Dieulafoy’s lesion of the terminal ileum -

Domingo Balderramo, Orlando García-Bosch, Anna Bargalló, Merce Navarro, Marta Martín, Alejandro Blasco and Alfredo Mata.

Palabras clave:

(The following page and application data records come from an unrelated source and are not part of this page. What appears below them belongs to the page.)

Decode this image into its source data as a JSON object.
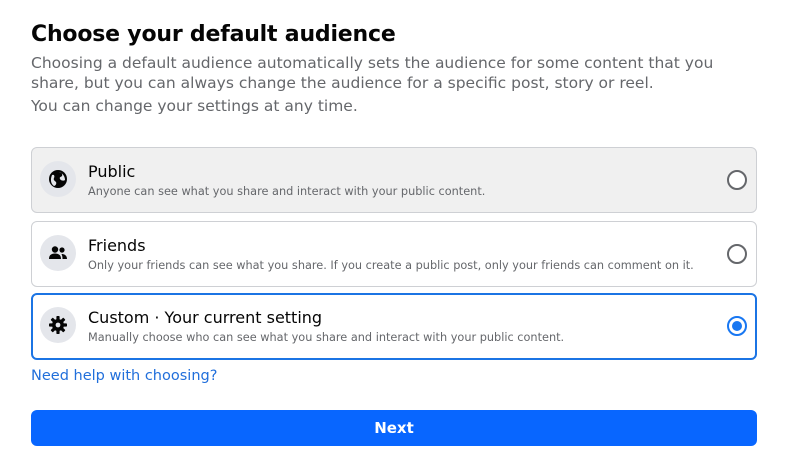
{
  "header": {
    "title": "Choose your default audience",
    "description": "Choosing a default audience automatically sets the audience for some content that you share, but you can always change the audience for a specific post, story or reel.",
    "description2": "You can change your settings at any time."
  },
  "options": [
    {
      "id": "public",
      "label": "Public",
      "sublabel": "Anyone can see what you share and interact with your public content.",
      "icon": "globe-icon",
      "selected": false
    },
    {
      "id": "friends",
      "label": "Friends",
      "sublabel": "Only your friends can see what you share. If you create a public post, only your friends can comment on it.",
      "icon": "friends-icon",
      "selected": false
    },
    {
      "id": "custom",
      "label": "Custom · Your current setting",
      "sublabel": "Manually choose who can see what you share and interact with your public content.",
      "icon": "gear-icon",
      "selected": true
    }
  ],
  "help_link": "Need help with choosing?",
  "next_button": "Next",
  "colors": {
    "accent": "#1877f2",
    "button": "#0866ff",
    "link": "#216fdb",
    "muted_text": "#65676b"
  }
}
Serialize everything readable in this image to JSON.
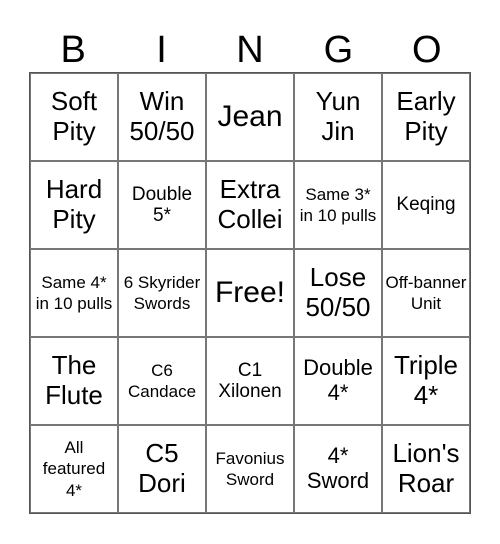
{
  "header": [
    "B",
    "I",
    "N",
    "G",
    "O"
  ],
  "cells": [
    [
      "Soft Pity",
      "Win 50/50",
      "Jean",
      "Yun Jin",
      "Early Pity"
    ],
    [
      "Hard Pity",
      "Double 5*",
      "Extra Collei",
      "Same 3* in 10 pulls",
      "Keqing"
    ],
    [
      "Same 4* in 10 pulls",
      "6 Skyrider Swords",
      "Free!",
      "Lose 50/50",
      "Off-banner Unit"
    ],
    [
      "The Flute",
      "C6 Candace",
      "C1 Xilonen",
      "Double 4*",
      "Triple 4*"
    ],
    [
      "All featured 4*",
      "C5 Dori",
      "Favonius Sword",
      "4* Sword",
      "Lion's Roar"
    ]
  ]
}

A 58-year-old man was admitted to the hospital with hematochezia and anemia (Hb of 9 mg/dL, normal levels: 12-15 mg/dL) without hemodynamic instability. Gastroscopy showed erosive antritis and colonoscopy with ileoscopy was normal. The patient was discharged on pantoprazole and iron supplementation. Two weeks latter the patient was admitted with a new episode of hematochezia with hemodynamic instability and a Hb of 6.3 mg/dL. He was transfused three packed blood cells units. Gastroscopy was normal. Colonoscopy yielded blood in the ascending colon and cecum without any mucosal abnormalities. Small amounts of blood were also seen in the terminal ileum without an evident source of bleeding. After profuse washing a 1-mm mucosal defect with a central slightly protruding vessel consistent with a Dieulafoy’s lesion was seen. The lesion spontaneously began to bleed in a pulsating fashion (A). Treatment with argon plasma coagulation (30W) and thermocoagulation using bipolar probe failed to stop the bleeding (B). Finally, a hemoclip was placed resulting in immediate hemostasis. The patient was discharged 4 days after the procedure (C, Video). There were no further episodes of bleeding 6 months afterwards. 


Figura A

Figura B

Figura C